→ Your assignment
Would you count the lines in the entries below that contain "placeholder"? Reply with the number only.

Stored data entries:
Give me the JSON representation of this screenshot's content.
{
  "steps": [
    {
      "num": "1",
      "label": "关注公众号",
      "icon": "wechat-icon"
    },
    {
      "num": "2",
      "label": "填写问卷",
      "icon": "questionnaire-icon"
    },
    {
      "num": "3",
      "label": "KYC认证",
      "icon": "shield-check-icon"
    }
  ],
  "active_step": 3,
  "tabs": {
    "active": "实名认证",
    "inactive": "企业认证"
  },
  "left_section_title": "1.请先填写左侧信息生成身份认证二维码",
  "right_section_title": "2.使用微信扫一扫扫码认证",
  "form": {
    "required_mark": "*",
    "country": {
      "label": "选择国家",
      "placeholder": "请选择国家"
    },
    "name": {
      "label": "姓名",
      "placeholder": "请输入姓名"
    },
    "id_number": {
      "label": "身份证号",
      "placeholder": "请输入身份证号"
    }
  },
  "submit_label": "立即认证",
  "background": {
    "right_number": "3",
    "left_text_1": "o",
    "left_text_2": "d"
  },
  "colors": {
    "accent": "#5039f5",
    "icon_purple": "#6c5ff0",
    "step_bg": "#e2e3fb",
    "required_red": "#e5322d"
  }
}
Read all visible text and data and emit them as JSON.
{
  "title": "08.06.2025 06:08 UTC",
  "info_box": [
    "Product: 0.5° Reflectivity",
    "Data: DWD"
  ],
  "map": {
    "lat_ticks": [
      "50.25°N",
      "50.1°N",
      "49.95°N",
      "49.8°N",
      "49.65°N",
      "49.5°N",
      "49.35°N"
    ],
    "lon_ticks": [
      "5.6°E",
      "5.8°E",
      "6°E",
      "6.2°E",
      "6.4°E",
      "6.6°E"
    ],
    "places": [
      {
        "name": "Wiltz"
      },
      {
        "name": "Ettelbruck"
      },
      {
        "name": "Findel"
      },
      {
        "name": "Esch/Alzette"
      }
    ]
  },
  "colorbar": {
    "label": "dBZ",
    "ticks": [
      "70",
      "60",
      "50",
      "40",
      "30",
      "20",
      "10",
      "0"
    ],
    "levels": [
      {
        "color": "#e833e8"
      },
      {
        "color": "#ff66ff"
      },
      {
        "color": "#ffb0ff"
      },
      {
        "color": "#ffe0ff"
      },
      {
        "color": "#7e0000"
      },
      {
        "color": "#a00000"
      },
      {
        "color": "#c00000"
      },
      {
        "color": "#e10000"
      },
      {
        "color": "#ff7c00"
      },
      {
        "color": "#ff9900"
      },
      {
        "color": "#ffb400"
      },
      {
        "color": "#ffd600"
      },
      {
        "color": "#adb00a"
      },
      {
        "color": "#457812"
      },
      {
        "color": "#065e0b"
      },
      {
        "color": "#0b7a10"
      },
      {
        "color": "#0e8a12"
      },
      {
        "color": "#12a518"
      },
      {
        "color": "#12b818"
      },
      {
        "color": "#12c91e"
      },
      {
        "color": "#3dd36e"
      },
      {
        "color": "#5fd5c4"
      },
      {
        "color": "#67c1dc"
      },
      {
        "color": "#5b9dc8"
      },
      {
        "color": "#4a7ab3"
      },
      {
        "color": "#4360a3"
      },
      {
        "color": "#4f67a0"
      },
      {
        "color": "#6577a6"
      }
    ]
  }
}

→ Exercise result
3